Over the past four weeks I have been staying busy. I’ve traveled far North, far South and in between and I have to admit, I kind of like being a gypsy. I like being asked ‘where do you live?” and answering “everywhere”.
Last week I visited Sera, my other best friend and co-gypsy, who lives in Hamilton. As the bus turns into the parking lot and I see her standing there my heart fills with joy. She has been such a rock and somehow always manages to say the right things, even when I don’t want to hear them. I jump off the bus and give her a ginormous hug.
Sera and I talk for hours, go for walks down the river, watch movies and laugh till our stomachs hurt so much we cannot sit up straight. She has a 5-year old daughter who I absolutely adore and admire and lifts my spirits as only children can do.
On Saturday I go to Auckland for the day to visit 2 other friends. It’s so nice to know people throughout the country who are all so happy to see me and welcome me with open arms. We have an amazing time and for a moment I am able to forget everything. That night we go out to town, but after half an hour we are forced to head back when all of a sudden I am overwhelmed by the whole situation and end up in tears. I have a full on panic attack of which I can only remember bits.
The next day I’m still feeling emotional and a trip to the beach with Gen is just what I need. We drive to Piha where we walk along the water’s edge with the cold wind blowing in our faces. We sit on a large rock and look out over the ocean. I don’t know what it is about nature, but it always seems to lift your spirits.
As I catch the bus back to Hamilton Sunday night, I’m still feeling a little down and all of a sudden tears are rolling down my cheeks. Soon I’ll get off the bus, one more hour. I find the evenings the most difficult and so the darkness isn’t making it any easier. With the moon high up in the sky, I am reminded of my nights in the bush, when I would look up, knowing that this was the same moon those I loved and missed at home could also see.
I am really missing Lance at the moment and long for one more loving embrace, look him in the eyes one more time and tell him how much I miss and love him. This sucks.
I stay in Hamilton until Tuesday, when I head back home again. I’ve been keeping myself so busy that I have barely had any time with my family. It’s nice to be back, even though I spend most my days in my room, which makes me feel a little guilty, because I know how much they want to see me.

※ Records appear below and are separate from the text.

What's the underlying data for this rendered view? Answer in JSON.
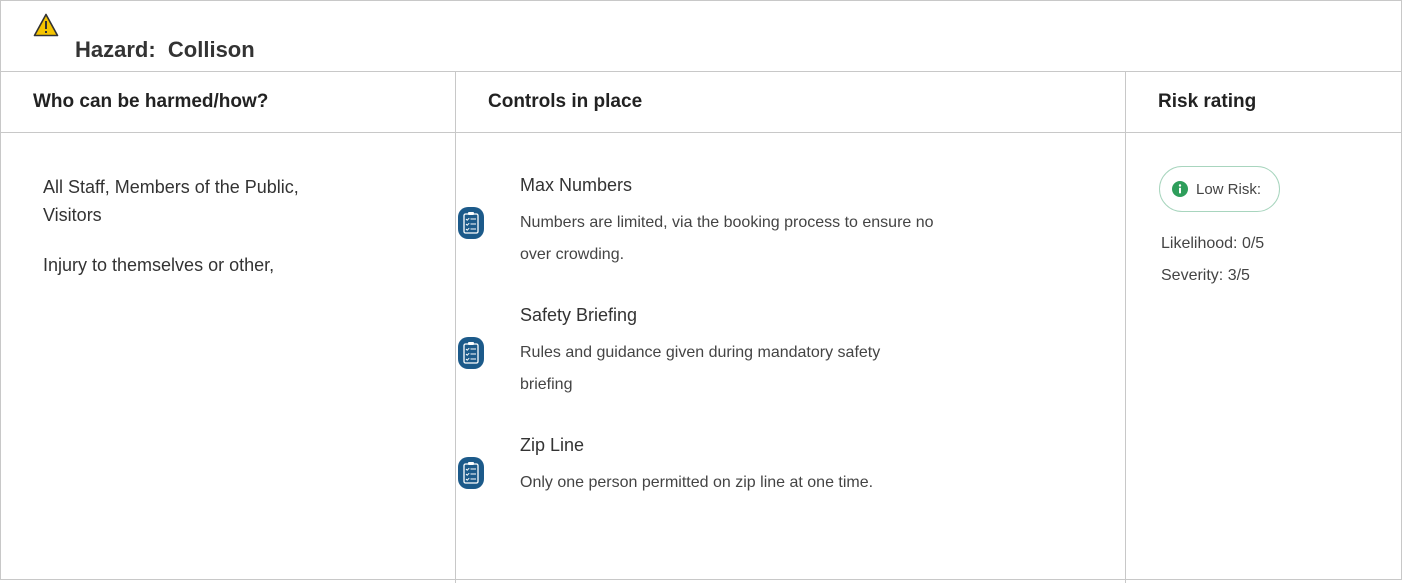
{
  "hazard": {
    "label": "Hazard:  Collison",
    "icon": "warning-triangle-icon",
    "icon_color": "#f5c400"
  },
  "columns": {
    "who": "Who can be harmed/how?",
    "controls": "Controls in place",
    "risk": "Risk rating"
  },
  "who": {
    "people": "All Staff, Members of the Public,",
    "people_cont": "Visitors",
    "harm": "Injury to themselves or other,"
  },
  "controls": [
    {
      "icon": "rules-clipboard-icon",
      "title": "Max Numbers",
      "desc_line1": "Numbers are limited, via the booking process to ensure no",
      "desc_line2": "over crowding."
    },
    {
      "icon": "rules-clipboard-icon",
      "title": "Safety Briefing",
      "desc_line1": "Rules and guidance given during mandatory safety",
      "desc_line2": "briefing"
    },
    {
      "icon": "rules-clipboard-icon",
      "title": "Zip Line",
      "desc_line1": "Only one person permitted on zip line at one time.",
      "desc_line2": ""
    }
  ],
  "risk": {
    "badge_label": "Low Risk:",
    "badge_icon": "info-circle-icon",
    "badge_color": "#2e9e5b",
    "likelihood": "Likelihood: 0/5",
    "severity": "Severity: 3/5"
  },
  "colors": {
    "icon_blue": "#1c5a8a",
    "border": "#c8c8c8"
  }
}
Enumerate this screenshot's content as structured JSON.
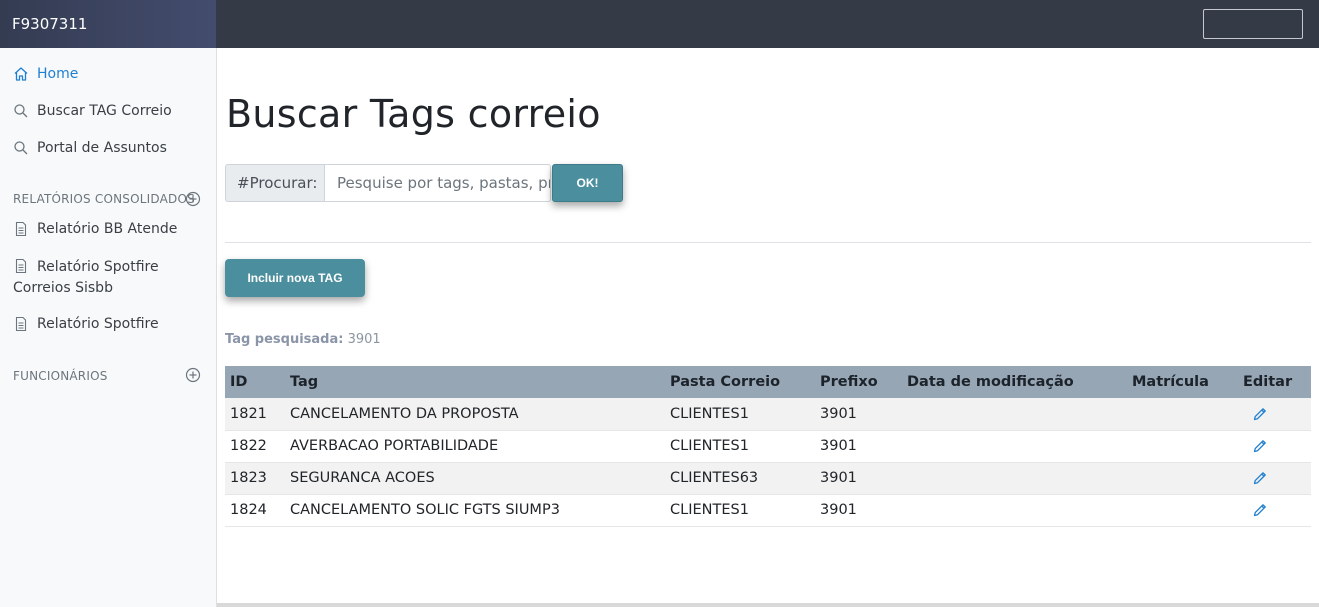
{
  "header": {
    "app_id": "F9307311"
  },
  "sidebar": {
    "items": [
      {
        "label": "Home",
        "icon": "home-icon"
      },
      {
        "label": "Buscar TAG Correio",
        "icon": "search-icon"
      },
      {
        "label": "Portal de Assuntos",
        "icon": "search-icon"
      }
    ],
    "sections": [
      {
        "title": "RELATÓRIOS CONSOLIDADOS",
        "items": [
          {
            "label": "Relatório BB Atende",
            "icon": "document-icon"
          },
          {
            "label": "Relatório Spotfire Correios Sisbb",
            "icon": "document-icon"
          },
          {
            "label": "Relatório Spotfire",
            "icon": "document-icon"
          }
        ]
      },
      {
        "title": "FUNCIONÁRIOS",
        "items": []
      }
    ]
  },
  "main": {
    "title": "Buscar Tags correio",
    "search": {
      "label": "#Procurar:",
      "placeholder": "Pesquise por tags, pastas, prefixos",
      "value": "",
      "ok_label": "OK!"
    },
    "add_button": "Incluir nova TAG",
    "tag_info": {
      "label": "Tag pesquisada:",
      "value": "3901"
    },
    "table": {
      "headers": [
        "ID",
        "Tag",
        "Pasta Correio",
        "Prefixo",
        "Data de modificação",
        "Matrícula",
        "Editar"
      ],
      "rows": [
        {
          "id": "1821",
          "tag": "CANCELAMENTO DA PROPOSTA",
          "pasta": "CLIENTES1",
          "prefixo": "3901",
          "data": "",
          "matricula": ""
        },
        {
          "id": "1822",
          "tag": "AVERBACAO PORTABILIDADE",
          "pasta": "CLIENTES1",
          "prefixo": "3901",
          "data": "",
          "matricula": ""
        },
        {
          "id": "1823",
          "tag": "SEGURANCA ACOES",
          "pasta": "CLIENTES63",
          "prefixo": "3901",
          "data": "",
          "matricula": ""
        },
        {
          "id": "1824",
          "tag": "CANCELAMENTO SOLIC FGTS SIUMP3",
          "pasta": "CLIENTES1",
          "prefixo": "3901",
          "data": "",
          "matricula": ""
        }
      ]
    }
  },
  "colors": {
    "topbar": "#343a46",
    "accent_button": "#4b8e9e",
    "table_header": "#97a6b4",
    "active_link": "#1f7fd1"
  }
}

After a week at home I’m off once again, this time to Christchurch. We catch a flight from Wellington and spend the weekend with a good friend. We go sightseeing and witness the damages of the earthquake from 3 years ago in the suburb of Sumner. Driving through the hills, seeing the abandoned houses, furniture still in place, is quite eerie and sad, but despite this, Christchurch is still a stunning city. We walk on the beach, take photos, visit some old bunkers and hike for a good hour and a half to enjoy the sun setting over the city. Later that night we go out for dinner and drinks and laugh till we nearly pee our pants. It’s been such an incredible weekend and I’m sad to go. I can’t wait to come back here!
It has been exactly one month since I arrived back in New Zealand. It’s been a time of many ups and downs. I’ve laughed, I’ve cried, I’ve felt confused and at times thought I made the biggest mistake of my life but at the same time also knew it was the right thing to do. I still miss Lance every day and my love for him is still strong. I know that eventually with time things will get easier and better, but right now the pain is still deep.
When I look at people who suffer from even greater losses I feel ashamed, as if I need to harden up, but over the past month I learned that pain is pain, no matter what the cause is. You can’t compare it with other people’s situations. The only solution to getting through a difficult time in your life is to feel the pain, to go right through it and accept it for what it is. And only then will things get better, one step at a time.
I am hopeful.